Not so long ago I received an email from someone who had commented on my blog, which reminded me that I haven’t updated it for a long time. Funnily enough my last post was all about my anxiety for university offers. Now I can happily say that I got offers from all five universities that I applied to (including SOAS, LSE, Edinburgh…)! Of course I still need to work very hard these next couple of weeks, so I don’t trip on the finish line! Otherwise I applied to some insurance choices in Sweden.
Other than that: I was in South Africa last week for a Global Issues Service Summit (I left 2-3 hours after my final math mock exam) and only missed 2 days of school. It was an amazing trip, since I got to meet lots of other students and discuss their service projects that they’re doing around Africa. We were the only non-African international school, so it felt a little odd at first, but I loved how people had much better local knowledge than those who i spoke to at the Global Issues Conferences in Geneva and Dusseldorf, where everyone seemed to ‘talk the talk’ more rather than actually “walk the walk”.

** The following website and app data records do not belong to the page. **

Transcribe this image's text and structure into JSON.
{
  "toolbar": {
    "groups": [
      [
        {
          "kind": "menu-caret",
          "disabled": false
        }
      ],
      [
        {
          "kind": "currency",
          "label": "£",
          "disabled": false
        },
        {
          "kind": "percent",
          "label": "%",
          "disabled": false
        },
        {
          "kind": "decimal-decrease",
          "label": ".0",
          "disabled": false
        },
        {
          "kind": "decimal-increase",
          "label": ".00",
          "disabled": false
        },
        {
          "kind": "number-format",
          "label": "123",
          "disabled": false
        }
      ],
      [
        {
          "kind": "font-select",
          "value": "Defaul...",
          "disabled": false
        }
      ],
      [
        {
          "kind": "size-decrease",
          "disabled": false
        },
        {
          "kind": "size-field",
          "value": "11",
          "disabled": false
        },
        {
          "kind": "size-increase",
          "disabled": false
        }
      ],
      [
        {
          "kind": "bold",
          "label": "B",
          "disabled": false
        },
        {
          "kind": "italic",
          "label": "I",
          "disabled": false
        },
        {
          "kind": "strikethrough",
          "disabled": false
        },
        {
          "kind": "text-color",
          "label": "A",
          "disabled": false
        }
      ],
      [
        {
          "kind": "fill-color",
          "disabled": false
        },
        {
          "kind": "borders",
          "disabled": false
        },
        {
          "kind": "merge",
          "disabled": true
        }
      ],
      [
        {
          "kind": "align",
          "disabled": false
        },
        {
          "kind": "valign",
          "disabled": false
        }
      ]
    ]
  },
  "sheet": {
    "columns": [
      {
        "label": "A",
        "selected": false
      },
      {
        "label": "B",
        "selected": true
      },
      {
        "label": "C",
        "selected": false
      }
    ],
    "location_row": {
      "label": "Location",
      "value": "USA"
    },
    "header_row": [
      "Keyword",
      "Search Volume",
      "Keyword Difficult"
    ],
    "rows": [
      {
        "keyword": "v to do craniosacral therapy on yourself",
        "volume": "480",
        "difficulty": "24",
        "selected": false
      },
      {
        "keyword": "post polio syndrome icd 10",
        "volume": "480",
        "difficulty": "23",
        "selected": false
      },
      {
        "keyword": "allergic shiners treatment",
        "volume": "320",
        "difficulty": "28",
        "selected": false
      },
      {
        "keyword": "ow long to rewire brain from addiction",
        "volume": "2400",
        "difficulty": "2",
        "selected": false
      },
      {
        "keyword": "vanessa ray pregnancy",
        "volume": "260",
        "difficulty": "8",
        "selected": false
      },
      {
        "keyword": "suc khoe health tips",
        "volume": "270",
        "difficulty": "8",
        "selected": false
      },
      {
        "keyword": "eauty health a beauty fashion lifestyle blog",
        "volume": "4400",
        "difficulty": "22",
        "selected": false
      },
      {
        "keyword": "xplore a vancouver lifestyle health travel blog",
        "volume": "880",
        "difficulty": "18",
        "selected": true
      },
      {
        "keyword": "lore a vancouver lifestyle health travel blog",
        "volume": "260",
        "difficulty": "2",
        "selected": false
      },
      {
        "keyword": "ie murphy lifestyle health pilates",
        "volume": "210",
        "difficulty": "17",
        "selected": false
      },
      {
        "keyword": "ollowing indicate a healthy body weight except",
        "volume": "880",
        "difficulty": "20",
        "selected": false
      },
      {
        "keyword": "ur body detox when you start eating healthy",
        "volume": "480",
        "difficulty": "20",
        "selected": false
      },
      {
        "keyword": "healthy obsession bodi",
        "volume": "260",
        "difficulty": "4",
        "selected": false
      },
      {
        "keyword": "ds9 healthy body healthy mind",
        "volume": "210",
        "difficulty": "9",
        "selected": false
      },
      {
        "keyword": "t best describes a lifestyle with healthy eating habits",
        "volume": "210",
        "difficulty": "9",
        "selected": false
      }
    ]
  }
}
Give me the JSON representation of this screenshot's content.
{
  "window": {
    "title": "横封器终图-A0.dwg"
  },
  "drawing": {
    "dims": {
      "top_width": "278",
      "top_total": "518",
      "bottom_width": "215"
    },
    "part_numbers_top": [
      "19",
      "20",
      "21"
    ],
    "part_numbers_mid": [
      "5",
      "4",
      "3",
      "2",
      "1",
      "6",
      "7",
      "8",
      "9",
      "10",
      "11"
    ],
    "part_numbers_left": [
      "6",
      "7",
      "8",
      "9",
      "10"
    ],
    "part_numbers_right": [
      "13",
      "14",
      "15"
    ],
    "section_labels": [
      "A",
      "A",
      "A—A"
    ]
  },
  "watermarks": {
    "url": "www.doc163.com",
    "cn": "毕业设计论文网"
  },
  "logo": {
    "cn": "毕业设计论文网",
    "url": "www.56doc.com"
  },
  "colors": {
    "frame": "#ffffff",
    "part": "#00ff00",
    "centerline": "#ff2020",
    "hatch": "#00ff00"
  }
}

Personally we held a workshop on Green-Mapping. On the last day, I visited a shelter for abused women and children in Johannesburg. We played with the children, organized an easter-egg hunt, made lunches for them etc. The women who ran the shelter said something really insightful that I will always remember. She asked us what the difference was between us and the children at the shelter. After a few comments like: “They have HIV” or “They’ve been abused”, she suggested that perhaps we also had HIV or had been abused… The only difference between us was that we grow up in a society that believes in us and expects us to dream big, whereas they are taught not to dream. That made me realize the importance of simply believing in youth and children as young as 3, so that they can escape the cycle of poverty. 2 years ago, so many children wanted to be soccer stars in South Africa but the Daily Bread Charity (where I volunteered for the day) challenges the children to dream even bigger. The cutest thing was that they had each child write down on a piece of paper their dream a couple of months ago and plant it in the soil. Ever since then, they have watered their “plant” every evening before they go to bed.
While we were in South Africa, we also visited the beautiful Pilanesberg National Park where we saw 6 lions (including 2 cubs!), elephants, rhinos etc.
We also saw Soweto (where Nelson Mandela and Desmond Tutu come from). We went into a shebeen. “In South Africa and Zimbabwe, shebeens are most often located in black townships as an alternative to pubs and bars, where under apartheid and the Rhodesian era, black Africans could not enter a pub or bar reserved for whites.” (wikipedia) Finally, we saw “Soccer City”, the FIFA World Cup Stadium, in which the final was played.
Finally we had a braii (barbecue) the last evening with dance and music. Although I’ve only been to Senegal and South Africa in Sub-saharan Africa, both times I have been struck by the lovely, friendly, and optimistic people. The mentality couldn’t be more different from Hungary, where everyone seems to be stuck in the past and still moan about the Treaty of Trianon which happened nearly 100 years ago. I saw so much hope and ambition in South Africa, even if apartheid only ended 1994.
I love how I saw so many people out on the streets, socializing, reading the newspaper, smoking shishah pipe, dancing and so forth. People were curious and welcoming to foreigners, always trying to find connections – just like the fantastic key-note speaker Buhle Dlamini said: In a eurocentric worldview, you ask “what’s your name?” In Africa, you ask the person’s surname. If that isn’t the same as yours, you ask: “What’s your mother’s surname?”
Going on with Buhle Dlamini’s great speech, I laughed hysterically at his comparison between European and African Values. Time for example: if you would miss the bus in Europe, you would say: “aah I missed the bus!” However, in Zulu you would say in the same situation: “aah the bus missed me!” I have to say it confirmed my stereotype of African’s approach to time, but i like it in many ways. In Europe, you would often be frustrated if someone didn’t come on time to a meeting. In many societies in Africa, you would not start the meeting until every person is present. I like that sense of community and wish we in the “west” could learn more from that!